INFORMATION section start

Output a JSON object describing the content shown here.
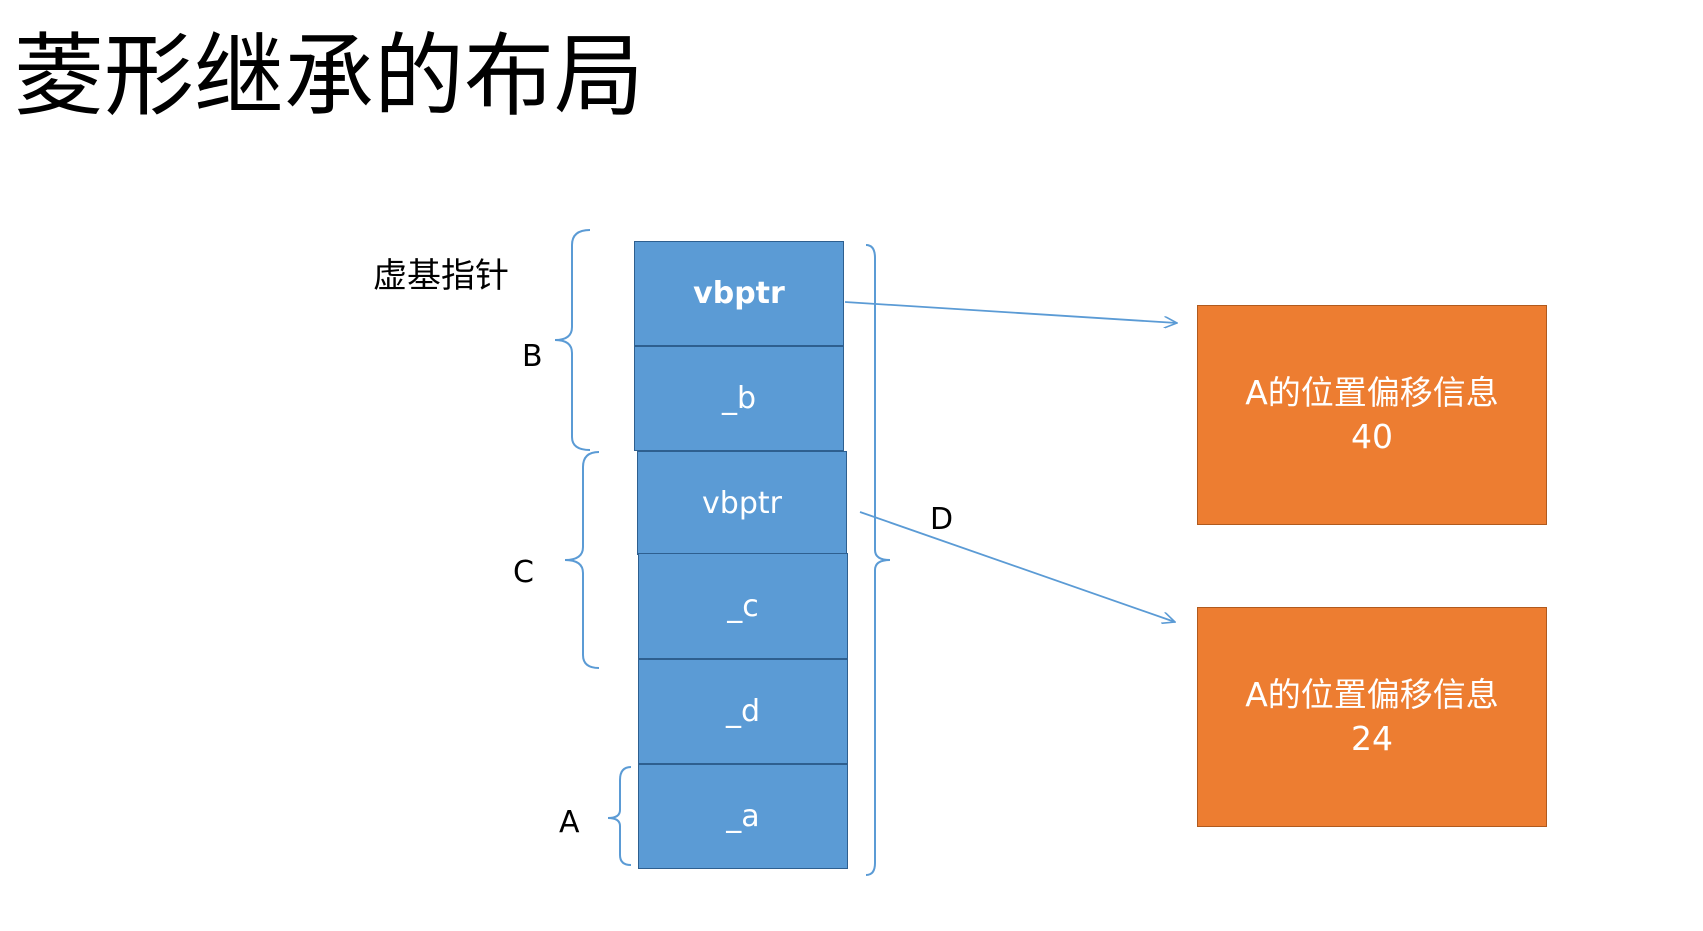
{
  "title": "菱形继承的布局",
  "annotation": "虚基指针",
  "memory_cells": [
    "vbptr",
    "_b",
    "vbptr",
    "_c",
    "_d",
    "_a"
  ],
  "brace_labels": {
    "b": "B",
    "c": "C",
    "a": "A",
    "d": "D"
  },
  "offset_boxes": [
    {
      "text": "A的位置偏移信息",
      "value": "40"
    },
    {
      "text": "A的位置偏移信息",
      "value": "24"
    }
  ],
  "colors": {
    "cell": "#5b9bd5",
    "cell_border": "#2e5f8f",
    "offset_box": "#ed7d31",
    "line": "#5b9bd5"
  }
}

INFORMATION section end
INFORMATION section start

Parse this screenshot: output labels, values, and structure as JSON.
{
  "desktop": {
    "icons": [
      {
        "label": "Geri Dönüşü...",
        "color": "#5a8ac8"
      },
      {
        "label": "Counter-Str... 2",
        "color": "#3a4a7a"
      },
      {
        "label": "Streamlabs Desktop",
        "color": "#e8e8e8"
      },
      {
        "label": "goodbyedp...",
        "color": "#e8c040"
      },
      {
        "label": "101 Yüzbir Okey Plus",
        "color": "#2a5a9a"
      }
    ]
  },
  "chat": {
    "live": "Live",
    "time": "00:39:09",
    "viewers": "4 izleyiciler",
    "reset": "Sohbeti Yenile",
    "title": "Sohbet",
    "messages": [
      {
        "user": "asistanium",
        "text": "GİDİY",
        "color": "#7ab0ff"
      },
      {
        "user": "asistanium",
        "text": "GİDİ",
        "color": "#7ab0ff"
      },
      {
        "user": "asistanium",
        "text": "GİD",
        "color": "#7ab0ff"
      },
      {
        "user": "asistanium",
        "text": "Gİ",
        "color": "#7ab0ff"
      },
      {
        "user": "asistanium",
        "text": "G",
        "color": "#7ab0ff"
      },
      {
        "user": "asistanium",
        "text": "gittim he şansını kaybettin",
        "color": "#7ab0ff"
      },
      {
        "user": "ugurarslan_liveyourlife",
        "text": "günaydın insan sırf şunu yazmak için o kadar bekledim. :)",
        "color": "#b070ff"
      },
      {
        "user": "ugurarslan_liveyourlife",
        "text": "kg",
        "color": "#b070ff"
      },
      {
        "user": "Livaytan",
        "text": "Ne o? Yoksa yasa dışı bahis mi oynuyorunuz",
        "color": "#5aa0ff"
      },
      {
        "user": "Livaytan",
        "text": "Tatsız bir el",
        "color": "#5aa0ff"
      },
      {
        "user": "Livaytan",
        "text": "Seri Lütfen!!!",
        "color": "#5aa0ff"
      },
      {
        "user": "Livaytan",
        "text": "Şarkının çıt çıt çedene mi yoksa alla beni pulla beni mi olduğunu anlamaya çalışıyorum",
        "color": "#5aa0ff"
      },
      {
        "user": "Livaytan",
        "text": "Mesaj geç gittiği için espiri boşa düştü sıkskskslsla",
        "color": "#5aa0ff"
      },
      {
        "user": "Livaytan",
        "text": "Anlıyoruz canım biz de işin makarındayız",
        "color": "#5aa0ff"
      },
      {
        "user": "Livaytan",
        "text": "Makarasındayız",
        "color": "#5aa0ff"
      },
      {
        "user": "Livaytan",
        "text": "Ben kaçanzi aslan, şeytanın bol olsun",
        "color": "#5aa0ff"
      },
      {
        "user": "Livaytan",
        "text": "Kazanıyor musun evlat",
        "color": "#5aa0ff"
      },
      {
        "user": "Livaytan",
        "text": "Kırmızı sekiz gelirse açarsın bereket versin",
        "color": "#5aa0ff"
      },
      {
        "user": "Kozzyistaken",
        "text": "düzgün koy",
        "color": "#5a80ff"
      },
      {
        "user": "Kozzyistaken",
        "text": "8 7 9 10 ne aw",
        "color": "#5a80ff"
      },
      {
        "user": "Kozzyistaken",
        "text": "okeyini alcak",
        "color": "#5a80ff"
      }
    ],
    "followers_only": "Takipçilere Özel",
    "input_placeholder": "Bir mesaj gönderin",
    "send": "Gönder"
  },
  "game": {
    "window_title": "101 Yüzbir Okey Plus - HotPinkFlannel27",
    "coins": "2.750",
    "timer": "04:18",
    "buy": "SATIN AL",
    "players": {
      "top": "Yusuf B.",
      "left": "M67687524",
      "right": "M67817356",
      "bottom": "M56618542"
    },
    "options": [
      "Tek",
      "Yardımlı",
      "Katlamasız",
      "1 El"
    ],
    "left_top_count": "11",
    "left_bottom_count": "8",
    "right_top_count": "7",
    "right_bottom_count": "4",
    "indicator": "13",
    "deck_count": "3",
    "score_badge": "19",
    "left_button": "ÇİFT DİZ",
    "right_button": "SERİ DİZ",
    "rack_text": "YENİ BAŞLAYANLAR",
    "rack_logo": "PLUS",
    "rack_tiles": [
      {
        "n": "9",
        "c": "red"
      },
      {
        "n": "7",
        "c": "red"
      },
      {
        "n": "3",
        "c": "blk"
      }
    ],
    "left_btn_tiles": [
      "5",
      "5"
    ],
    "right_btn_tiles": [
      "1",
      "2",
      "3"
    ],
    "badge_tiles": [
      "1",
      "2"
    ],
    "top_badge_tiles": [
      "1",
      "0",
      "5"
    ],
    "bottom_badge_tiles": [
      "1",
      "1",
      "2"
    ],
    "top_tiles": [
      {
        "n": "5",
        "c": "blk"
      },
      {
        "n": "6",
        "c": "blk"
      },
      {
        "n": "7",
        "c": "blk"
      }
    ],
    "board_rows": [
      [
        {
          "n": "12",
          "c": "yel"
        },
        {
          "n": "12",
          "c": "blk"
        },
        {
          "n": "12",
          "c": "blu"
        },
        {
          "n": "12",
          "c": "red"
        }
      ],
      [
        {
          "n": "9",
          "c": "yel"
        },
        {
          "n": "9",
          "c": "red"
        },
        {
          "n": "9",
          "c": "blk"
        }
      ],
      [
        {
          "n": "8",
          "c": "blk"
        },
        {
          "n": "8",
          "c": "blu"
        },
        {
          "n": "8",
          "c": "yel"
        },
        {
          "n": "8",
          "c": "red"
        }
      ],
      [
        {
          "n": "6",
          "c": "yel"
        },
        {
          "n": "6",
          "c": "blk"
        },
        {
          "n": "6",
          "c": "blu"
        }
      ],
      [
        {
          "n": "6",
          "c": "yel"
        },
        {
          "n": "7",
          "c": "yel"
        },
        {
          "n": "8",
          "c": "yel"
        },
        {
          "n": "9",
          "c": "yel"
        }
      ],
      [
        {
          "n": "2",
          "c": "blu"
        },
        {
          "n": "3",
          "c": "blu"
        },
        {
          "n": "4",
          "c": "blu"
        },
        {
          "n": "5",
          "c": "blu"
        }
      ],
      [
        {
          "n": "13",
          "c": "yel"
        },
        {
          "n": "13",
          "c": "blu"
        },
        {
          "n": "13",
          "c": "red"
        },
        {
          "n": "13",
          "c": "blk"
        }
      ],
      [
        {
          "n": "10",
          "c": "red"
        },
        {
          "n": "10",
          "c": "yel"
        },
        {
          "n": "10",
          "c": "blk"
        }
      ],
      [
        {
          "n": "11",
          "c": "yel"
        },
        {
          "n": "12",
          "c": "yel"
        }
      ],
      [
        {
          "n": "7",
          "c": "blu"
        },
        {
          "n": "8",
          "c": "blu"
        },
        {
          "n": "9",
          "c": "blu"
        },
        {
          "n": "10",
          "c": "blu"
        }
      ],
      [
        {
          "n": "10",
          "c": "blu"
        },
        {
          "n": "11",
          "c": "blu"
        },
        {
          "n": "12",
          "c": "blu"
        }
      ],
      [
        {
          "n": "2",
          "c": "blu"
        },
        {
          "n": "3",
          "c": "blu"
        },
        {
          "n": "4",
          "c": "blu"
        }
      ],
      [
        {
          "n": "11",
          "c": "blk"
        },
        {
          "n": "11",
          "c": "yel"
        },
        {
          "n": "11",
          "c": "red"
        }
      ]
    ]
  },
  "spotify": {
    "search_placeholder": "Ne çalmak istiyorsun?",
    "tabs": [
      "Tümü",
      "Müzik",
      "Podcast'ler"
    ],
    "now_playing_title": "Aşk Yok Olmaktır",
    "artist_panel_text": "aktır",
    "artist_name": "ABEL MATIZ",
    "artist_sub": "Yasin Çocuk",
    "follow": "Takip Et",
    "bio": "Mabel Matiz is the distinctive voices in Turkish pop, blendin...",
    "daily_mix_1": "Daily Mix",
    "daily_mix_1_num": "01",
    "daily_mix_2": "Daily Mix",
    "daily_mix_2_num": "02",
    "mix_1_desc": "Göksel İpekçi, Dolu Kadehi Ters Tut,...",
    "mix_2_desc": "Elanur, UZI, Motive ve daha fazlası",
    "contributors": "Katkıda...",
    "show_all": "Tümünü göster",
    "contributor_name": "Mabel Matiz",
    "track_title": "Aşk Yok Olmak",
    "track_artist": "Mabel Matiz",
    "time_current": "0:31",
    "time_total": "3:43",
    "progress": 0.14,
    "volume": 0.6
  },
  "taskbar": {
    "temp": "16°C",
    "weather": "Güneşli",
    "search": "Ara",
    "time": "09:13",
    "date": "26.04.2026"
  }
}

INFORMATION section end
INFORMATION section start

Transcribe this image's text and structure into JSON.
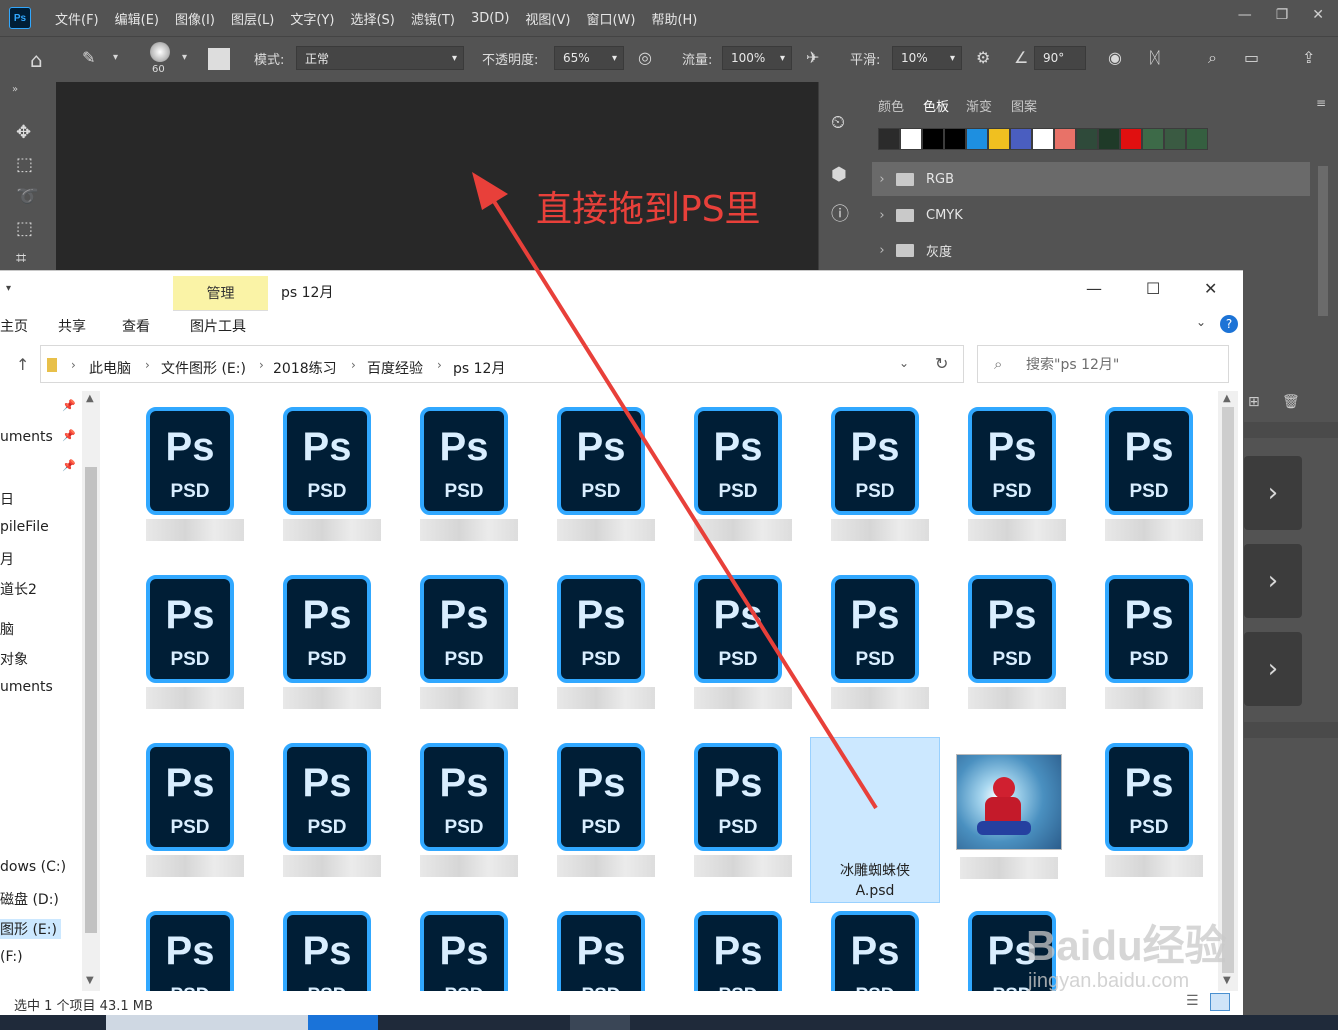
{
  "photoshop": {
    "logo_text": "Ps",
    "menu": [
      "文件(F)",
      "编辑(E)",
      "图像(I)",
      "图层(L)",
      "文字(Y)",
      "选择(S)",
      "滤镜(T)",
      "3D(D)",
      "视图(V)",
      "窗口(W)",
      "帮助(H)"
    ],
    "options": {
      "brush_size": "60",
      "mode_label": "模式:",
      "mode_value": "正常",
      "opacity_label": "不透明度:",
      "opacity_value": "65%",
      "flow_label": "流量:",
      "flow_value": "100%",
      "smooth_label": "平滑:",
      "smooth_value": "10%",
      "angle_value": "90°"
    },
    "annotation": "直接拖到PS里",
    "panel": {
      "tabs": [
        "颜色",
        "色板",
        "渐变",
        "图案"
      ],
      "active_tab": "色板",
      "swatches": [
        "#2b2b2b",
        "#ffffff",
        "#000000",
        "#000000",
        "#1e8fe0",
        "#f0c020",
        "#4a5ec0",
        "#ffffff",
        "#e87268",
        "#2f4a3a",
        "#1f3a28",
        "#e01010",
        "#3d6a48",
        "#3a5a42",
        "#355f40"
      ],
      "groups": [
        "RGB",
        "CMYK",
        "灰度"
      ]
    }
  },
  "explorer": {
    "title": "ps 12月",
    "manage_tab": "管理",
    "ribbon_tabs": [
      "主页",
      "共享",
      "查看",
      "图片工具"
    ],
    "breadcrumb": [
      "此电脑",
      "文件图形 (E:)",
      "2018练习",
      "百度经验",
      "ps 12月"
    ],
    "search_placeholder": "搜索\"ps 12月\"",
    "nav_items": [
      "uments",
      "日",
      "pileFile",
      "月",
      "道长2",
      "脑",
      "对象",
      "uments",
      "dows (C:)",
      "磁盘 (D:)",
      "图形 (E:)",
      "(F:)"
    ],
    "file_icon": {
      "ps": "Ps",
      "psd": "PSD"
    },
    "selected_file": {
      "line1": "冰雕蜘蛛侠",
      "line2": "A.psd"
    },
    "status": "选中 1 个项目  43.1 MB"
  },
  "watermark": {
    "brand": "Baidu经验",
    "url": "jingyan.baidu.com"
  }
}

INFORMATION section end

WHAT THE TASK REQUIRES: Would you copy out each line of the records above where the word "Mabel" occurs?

RESULT OF THE EXERCISE:
    "bio": "Mabel Matiz is the distinctive voices in Turkish pop, blendin...",
    "contributor_name": "Mabel Matiz",
    "track_artist": "Mabel Matiz",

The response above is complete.